Britain wants deeper reforms to the EU ETS than proposed by European Commission
Britain wants deeper reforms to the EU Emissions Trading System (ETS) than those proposed by the European Commission and Germany.
Britain said major changes are needed to help businesses cut emissions, to protect them from foreign competitors, and foster investment in low-carbon technology. The UK is asking for bold and comprehensive reforms to restore the ability of the EU ETS to drive cost-effective emission reduction and low-carbon investment.
The Commission, the EU executive, has proposed launching a so-called market stability reserve (MSR) from 2021 to regulate the supply of allowances in the ETS, the bloc’s main weapon to combat climate change. The MSR aims to expedite the shrinking of a surplus of more than two billion permits, which has knocked EU carbon prices to around 6 euros per tonne from more than 30 euros in 2008.
Britain has not formally backed the MSR but has pointed out that the sooner reform takes place, the sooner the ETS can be restored as an effective policy.
The MSR can potentially help but it is not the comprehensive change we urgently need to tackle the surplus, said a spokeswoman for Britain’s Department of Energy and Climate Change. Instead, Britain said it wants to cancel permanently a significant number of the surplus permits, without specifying a figure or range.

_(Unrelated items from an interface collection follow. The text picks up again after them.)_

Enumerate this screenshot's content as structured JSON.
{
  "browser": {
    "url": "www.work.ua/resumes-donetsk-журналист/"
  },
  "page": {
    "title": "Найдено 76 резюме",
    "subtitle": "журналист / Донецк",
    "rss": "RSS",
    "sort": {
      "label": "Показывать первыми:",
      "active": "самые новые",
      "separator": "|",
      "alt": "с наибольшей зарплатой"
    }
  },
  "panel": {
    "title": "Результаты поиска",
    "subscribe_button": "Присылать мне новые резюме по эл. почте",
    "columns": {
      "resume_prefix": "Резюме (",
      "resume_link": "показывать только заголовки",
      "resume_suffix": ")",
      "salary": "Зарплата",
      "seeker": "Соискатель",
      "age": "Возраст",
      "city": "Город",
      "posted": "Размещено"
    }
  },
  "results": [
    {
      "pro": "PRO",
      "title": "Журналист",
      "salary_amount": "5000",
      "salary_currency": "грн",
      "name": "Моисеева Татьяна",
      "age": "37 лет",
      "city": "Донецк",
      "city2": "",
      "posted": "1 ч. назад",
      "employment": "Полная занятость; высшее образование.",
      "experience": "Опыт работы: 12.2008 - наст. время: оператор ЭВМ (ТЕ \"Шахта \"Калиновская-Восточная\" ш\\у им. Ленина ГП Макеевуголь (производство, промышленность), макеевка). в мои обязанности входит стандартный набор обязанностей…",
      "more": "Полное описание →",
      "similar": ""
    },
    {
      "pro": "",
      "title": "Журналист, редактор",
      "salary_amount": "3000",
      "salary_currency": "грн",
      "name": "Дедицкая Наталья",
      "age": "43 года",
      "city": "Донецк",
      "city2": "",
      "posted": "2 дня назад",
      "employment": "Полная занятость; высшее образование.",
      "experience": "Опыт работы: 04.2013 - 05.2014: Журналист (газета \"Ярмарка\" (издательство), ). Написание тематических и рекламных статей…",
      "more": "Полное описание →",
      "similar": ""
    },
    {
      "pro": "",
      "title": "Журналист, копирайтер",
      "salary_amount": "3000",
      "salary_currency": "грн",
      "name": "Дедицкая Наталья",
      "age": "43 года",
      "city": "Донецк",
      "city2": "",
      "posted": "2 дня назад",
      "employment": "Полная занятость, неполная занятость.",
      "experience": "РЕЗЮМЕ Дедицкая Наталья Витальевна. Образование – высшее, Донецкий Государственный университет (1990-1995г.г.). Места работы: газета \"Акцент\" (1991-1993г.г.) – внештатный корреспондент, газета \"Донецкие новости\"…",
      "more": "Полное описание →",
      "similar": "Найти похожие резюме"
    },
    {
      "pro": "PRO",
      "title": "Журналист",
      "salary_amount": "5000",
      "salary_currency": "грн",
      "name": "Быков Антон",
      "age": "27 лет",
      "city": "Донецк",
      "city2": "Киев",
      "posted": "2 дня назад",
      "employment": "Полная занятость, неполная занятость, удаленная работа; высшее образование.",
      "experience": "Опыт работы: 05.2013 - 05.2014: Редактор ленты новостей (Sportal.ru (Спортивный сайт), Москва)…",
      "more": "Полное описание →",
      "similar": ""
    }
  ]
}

The Commission is keen for lawmakers to treat the reform separately from potentially lengthier talks on the 2030 targets to ensure it can be passed into law early next year. But some EU nations believe the issues are closely connected and best tackled together.